    NFL Executive Vice President Eric Grubman has even said, “We have a healthy business. We are not losing money. We have never said that.” As a fun side note, Grubman’s Twitter handle is @EricNFLMoney.

    Another reason for relocating the Chargers, says Aguirre, is the possibility of giving the San Diego market another NFL franchise.

    “There’s no way for them to leave under the circumstances of the NFL saying we won’t give you another team. If the NFL were to say well we’ll give you another them, that’s a different story. They’re basically exploiting the fact that the NFL controls the number of teams. If you restrain trade it’s OK if it’s reasonable. If a monopoly restrains trade, then that’s a much more difficult case to make.”

    Once again, Grubman’s response to whether or not San Diego would get an expansion team was less than favorable. He told the San Diego Union-Tribune it’s a “low probability.”

    So if the groundwork for the lawsuit is there, another big question is money. Attorney fees are not cheap so who pays for it? Although it could be a taxpayer lawsuit, the taxpayers could avoid footing the bill.

    “The taxpayers would not pay the legal fees unless the city council decided to invest in it and do it themselves,” says Aguirre. “Then it would be a combination of the city attorney and outside counsel. It could be structured in a lot of different ways.”

    Taking this approach could get messy, and would likely be used only in a worst-case scenario to help level the playing field against the financial superiority in Los Angeles.

    “It would not be requiring the city of San Diego to try to match the economic abilities of a much larger market like Los Angeles,” says Aguirre. “That’s the idea, to use all the arsenal if necessary.”

    Aguirre would likely not be involved in the actual litigation. He suggests the same attorneys who helped the NFL players in 2011 take the lead on a lawsuit.

    So what would be the underlying motivation of such a drastic course of action? To force the Chargers and local government to work together and truly pull out all the stops to make a stadium deal in San Diego.

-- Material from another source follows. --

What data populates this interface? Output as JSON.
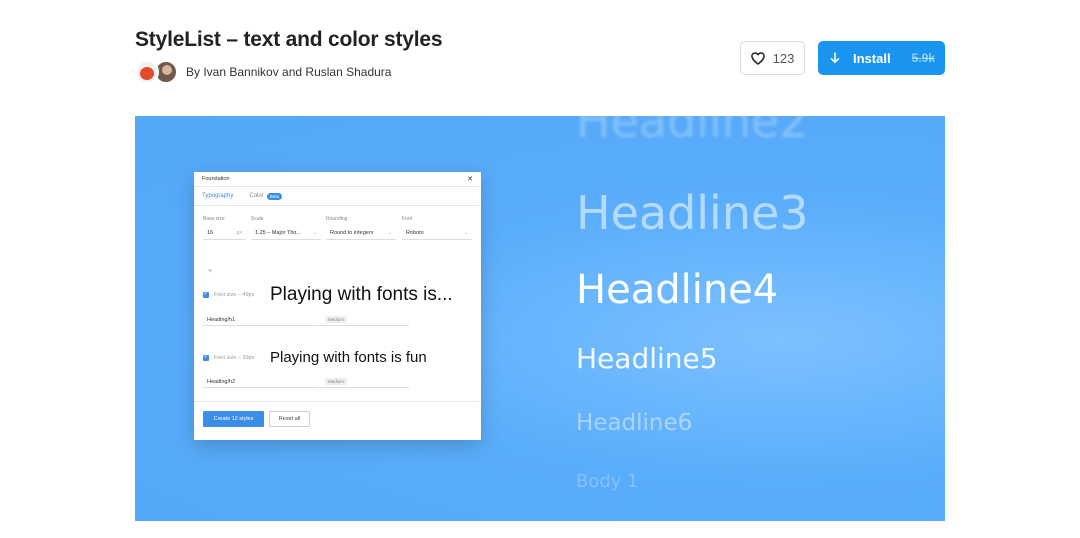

    “We are only trying,” says Jauregui, ”to help keep the Chargers in San Diego.”

    Boltman is simply to make sure the Chargers don’t bolt, man.